If this article is all you’re going off of, do the math and you’ll realize that’s still not enough to fill the holes still left in the lineup. Cooke is quickly proving in training camp he was signed for more than just his physical on-ice presence. Having worked with him in the Pittsburgh organization, both Fletcher and Wild head coach Mike Yeo are quite high on what Cooke brings to the table. He’s a proven workhorse and regular season and playoff performer, top-notch penalty killer, keeps opposing players on their toes and has a knack for scoring key goals in key moments as we saw in yesterday’s scrimmage at the “X”.

Paired with Kyle Brodziak and Torrey Mitchell, Cooke makes Minnesota’s third line among the deadliest and most intriguing in the league. Simply put, it’s guys like him that enable a team to roll four lines, and that’s what Yeo is banking on. It’s what made Chicago the deadliest team in the league last season. You have to have depth.

Speaking of depth, Minnesota has four very high-ceiling young forwards fighting for two or so open spots in the lineup–Jason Zucker, Mikael Granlund, Charlie Coyle and Niederreiter. Zucker brings the speed and tantalizing goal scorer’s touch, Granlund, the unbelievable playmaking skills, and Charlie and Nino, the big-bodied size of true NHL power forwards with the scoring touch of seasoned snipers. If you’re coach Yeo, this is a really good problem to have, and the one or two that don’t make the team out of camp will be given top minutes in Des Moines.
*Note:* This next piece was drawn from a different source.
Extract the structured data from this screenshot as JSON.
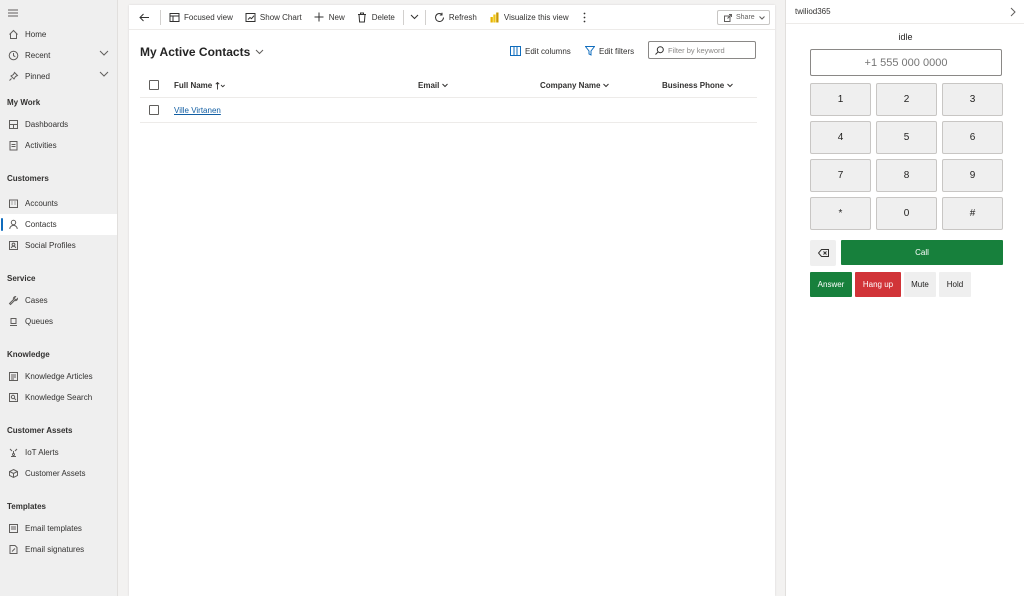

Still on the topic of “depth”, Minnesota’s blue line has nothing but depth. Behind the top pairing of Norris runner-up Ryan Suter and All-Rookie Jonas Brodin, is the small, yet very talented, Jared Spurgeon, Ballard, Blum, Clayton Stoner, Nate Prosser and surging NHL top-4 defensemen-in-waiting, Marco Scandella and Mathew Dumba. Semi-to-fulltime roster regulars the past few seasons, Stoner and Prosser may be out of a job depending on how well Blum, Scandella and Dumba perform in the six upcoming preseason games. With Dumba’s overall strong play in training camp so far, and Scandella’s coming of age in last spring’s playoff matchup against Chicago, both young blue liners will be given every shot to make Minnesota’s lineup upon the conclusion of camp.

Minnesota’s roster isn’t the only thing that’s going to look quite different this season. Coach Yeo has emphasized his team’s transition to a dominating puck-possession style of play catered around the talents and abilities of what has the makings of being the best roster in Wild history. Gone are the days of just Marian Gaborik, Mikko Koivu and Pavol Demitra (God rest his soul). These are the days of Mikko Koivu, Zach Parise, Jason Pominville, Dany Heatley, Ryan Suter and young guns Jonas Brodin, Charlie Coyle, Mikael Granlund, Jason Zucker and Nino Niederreiter. I’ll take that any day of the week.